Web page and app entries:

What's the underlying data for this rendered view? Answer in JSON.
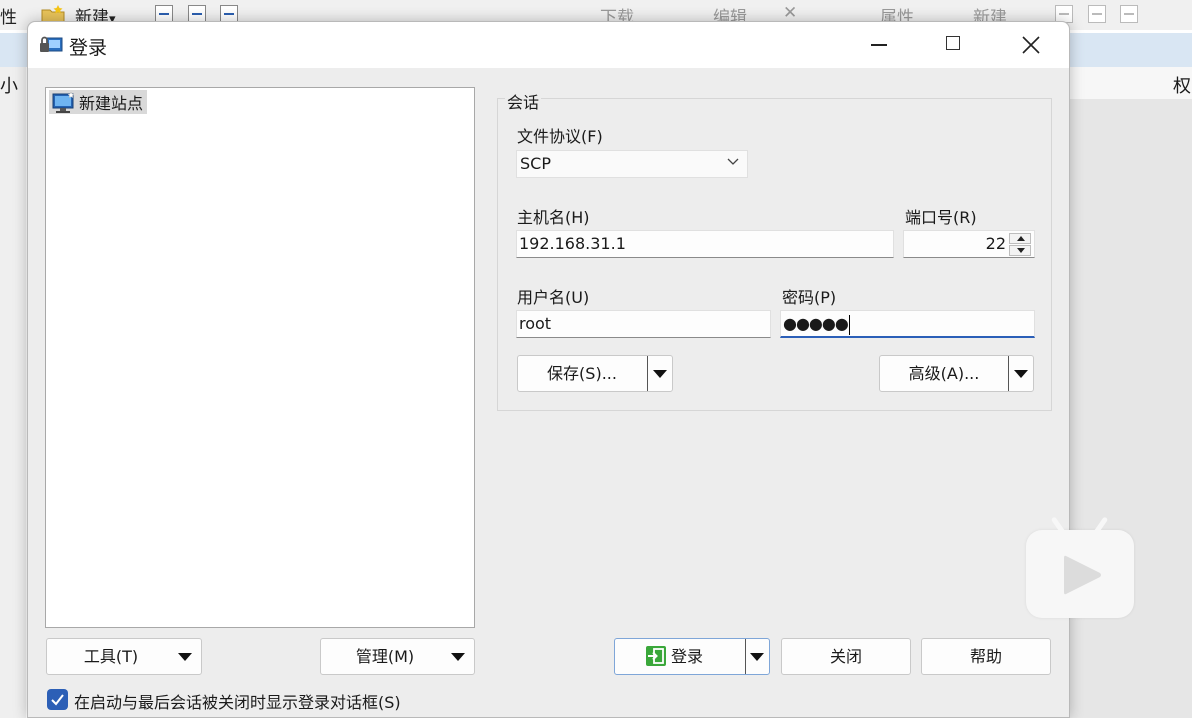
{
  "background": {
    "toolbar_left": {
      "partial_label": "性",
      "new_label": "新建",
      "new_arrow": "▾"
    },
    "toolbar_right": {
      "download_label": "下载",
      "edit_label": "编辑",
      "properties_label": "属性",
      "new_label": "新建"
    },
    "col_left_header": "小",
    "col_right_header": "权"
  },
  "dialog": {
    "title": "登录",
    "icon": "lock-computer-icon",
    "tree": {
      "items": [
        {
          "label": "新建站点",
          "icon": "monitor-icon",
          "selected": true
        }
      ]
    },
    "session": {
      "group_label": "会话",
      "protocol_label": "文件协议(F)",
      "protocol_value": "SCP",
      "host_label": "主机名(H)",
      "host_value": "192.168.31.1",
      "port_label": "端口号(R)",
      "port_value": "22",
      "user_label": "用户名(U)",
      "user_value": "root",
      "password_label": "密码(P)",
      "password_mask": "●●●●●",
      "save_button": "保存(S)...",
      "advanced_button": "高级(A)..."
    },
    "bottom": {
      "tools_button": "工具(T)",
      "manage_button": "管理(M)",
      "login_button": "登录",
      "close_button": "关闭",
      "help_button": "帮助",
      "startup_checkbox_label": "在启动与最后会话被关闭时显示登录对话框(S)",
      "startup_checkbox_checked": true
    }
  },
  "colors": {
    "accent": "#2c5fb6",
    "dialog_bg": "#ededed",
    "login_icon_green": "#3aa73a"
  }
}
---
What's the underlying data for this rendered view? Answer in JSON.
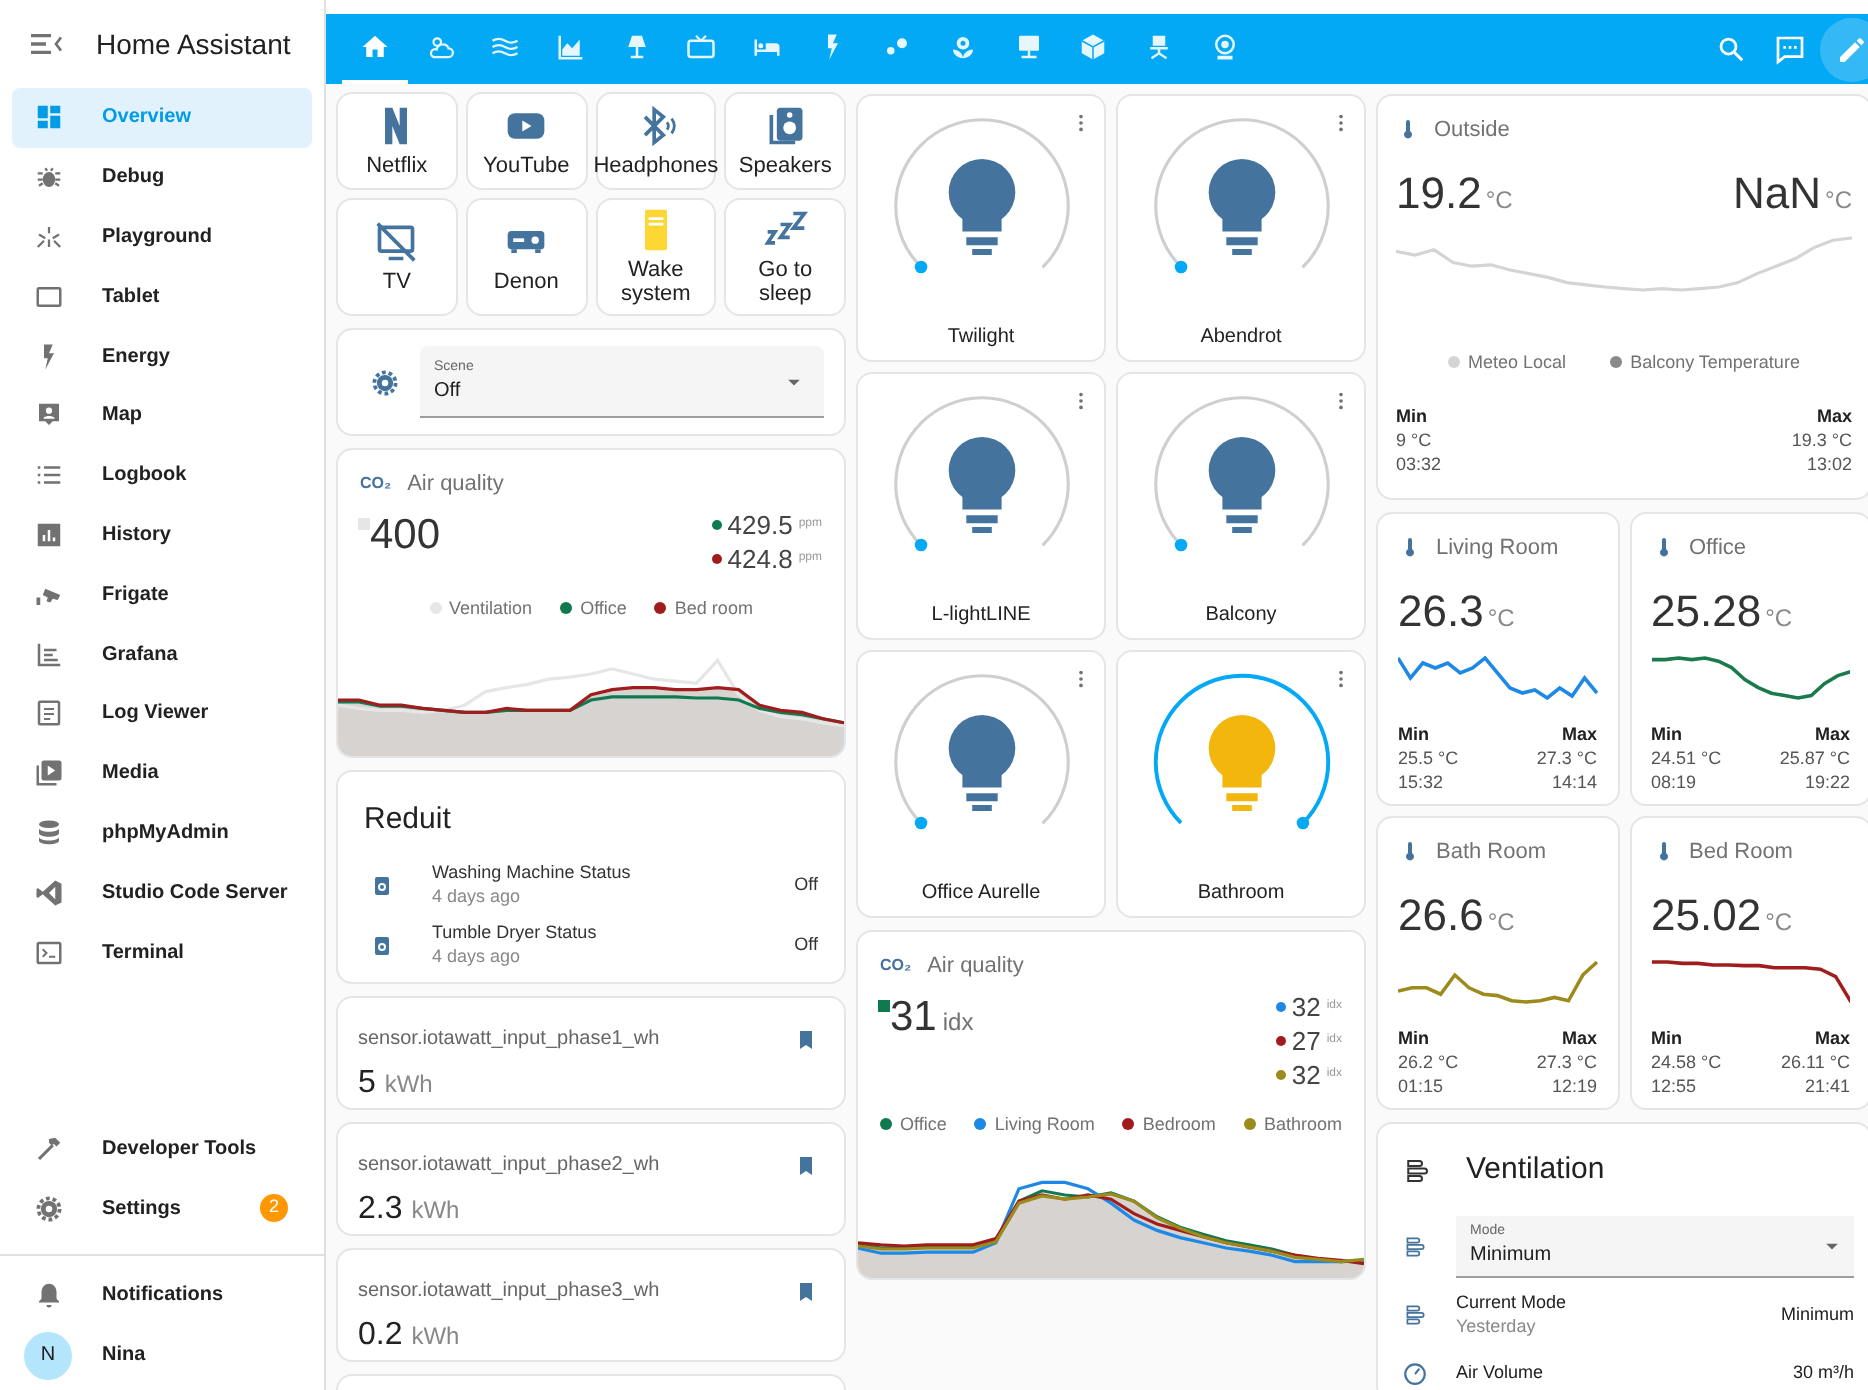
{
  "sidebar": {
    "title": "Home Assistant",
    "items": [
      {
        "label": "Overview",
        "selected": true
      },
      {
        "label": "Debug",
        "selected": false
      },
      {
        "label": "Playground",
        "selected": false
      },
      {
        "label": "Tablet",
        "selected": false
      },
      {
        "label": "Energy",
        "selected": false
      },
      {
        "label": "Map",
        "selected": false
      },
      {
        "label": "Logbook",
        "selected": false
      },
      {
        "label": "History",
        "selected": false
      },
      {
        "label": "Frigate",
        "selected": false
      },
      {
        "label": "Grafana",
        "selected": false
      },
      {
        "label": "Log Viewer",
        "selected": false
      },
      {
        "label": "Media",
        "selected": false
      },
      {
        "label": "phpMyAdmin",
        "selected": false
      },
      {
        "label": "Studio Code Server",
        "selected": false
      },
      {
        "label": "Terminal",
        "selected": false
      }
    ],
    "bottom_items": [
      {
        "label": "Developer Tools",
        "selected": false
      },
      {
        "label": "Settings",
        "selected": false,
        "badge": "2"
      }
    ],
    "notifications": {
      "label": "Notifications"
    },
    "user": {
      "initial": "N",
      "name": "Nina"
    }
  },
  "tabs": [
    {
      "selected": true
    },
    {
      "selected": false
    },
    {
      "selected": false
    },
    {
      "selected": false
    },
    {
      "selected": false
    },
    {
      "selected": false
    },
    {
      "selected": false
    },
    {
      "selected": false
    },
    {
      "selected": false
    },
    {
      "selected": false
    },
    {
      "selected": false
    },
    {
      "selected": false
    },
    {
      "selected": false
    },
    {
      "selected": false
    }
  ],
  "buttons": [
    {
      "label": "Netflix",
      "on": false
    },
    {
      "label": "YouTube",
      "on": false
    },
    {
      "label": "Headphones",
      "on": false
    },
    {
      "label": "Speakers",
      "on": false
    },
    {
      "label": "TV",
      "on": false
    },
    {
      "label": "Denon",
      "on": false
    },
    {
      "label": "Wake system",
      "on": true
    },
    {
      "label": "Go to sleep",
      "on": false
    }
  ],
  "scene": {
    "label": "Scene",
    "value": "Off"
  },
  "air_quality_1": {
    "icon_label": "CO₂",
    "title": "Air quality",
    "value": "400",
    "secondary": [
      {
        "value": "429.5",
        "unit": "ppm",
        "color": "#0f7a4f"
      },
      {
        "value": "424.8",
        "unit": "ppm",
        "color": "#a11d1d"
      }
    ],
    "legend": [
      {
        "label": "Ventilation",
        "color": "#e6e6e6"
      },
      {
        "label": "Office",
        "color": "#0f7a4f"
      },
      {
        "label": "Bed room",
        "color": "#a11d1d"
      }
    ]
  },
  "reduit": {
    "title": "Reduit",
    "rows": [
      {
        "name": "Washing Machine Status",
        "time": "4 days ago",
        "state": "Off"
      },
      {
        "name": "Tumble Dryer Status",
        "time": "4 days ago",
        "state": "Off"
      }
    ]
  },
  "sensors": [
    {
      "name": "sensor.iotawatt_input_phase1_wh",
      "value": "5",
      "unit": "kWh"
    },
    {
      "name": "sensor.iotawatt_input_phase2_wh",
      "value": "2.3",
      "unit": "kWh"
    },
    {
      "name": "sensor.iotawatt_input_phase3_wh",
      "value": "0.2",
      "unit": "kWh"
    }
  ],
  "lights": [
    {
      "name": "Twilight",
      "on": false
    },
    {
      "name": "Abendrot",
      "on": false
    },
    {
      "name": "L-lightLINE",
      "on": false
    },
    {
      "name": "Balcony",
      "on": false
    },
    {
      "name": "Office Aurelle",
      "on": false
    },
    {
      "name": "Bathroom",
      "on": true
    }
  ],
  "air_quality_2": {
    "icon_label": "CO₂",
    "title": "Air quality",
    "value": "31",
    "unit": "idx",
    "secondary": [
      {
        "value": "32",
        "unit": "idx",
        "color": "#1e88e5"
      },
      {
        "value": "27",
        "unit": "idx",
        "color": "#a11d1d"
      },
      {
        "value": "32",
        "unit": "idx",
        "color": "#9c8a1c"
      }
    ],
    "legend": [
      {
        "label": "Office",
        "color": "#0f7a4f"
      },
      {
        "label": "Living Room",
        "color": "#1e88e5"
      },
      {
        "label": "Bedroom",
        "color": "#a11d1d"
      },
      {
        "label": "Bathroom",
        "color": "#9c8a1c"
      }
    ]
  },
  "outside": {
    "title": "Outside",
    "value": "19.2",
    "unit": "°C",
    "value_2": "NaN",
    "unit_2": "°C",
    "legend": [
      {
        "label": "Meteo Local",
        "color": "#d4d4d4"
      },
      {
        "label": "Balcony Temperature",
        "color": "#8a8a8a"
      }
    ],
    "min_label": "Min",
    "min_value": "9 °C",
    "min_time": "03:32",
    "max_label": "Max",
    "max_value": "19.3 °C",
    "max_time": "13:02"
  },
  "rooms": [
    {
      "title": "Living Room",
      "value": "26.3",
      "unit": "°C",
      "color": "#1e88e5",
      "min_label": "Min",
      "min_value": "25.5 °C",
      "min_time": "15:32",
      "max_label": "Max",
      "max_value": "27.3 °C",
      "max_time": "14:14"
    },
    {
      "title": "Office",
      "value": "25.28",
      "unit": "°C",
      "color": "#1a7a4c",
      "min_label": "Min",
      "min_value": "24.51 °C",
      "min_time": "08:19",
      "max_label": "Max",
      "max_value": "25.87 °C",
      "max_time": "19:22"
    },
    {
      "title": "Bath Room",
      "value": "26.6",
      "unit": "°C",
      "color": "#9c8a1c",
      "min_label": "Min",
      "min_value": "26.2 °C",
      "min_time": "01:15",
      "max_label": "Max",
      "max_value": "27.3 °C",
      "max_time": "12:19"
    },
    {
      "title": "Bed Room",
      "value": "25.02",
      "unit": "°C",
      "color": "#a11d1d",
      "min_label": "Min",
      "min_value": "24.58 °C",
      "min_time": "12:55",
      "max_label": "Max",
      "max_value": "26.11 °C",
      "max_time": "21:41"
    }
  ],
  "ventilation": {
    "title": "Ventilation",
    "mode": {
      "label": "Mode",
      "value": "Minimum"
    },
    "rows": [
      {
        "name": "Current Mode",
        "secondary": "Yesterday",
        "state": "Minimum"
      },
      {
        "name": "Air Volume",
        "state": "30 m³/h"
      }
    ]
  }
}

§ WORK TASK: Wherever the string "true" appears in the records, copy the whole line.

§ ANSWER FOR THIS EXERCISE:
          "selected": true
      "startup_checkbox_checked": true
        "selected": true
      "selected": true
      "on": true
      "on": true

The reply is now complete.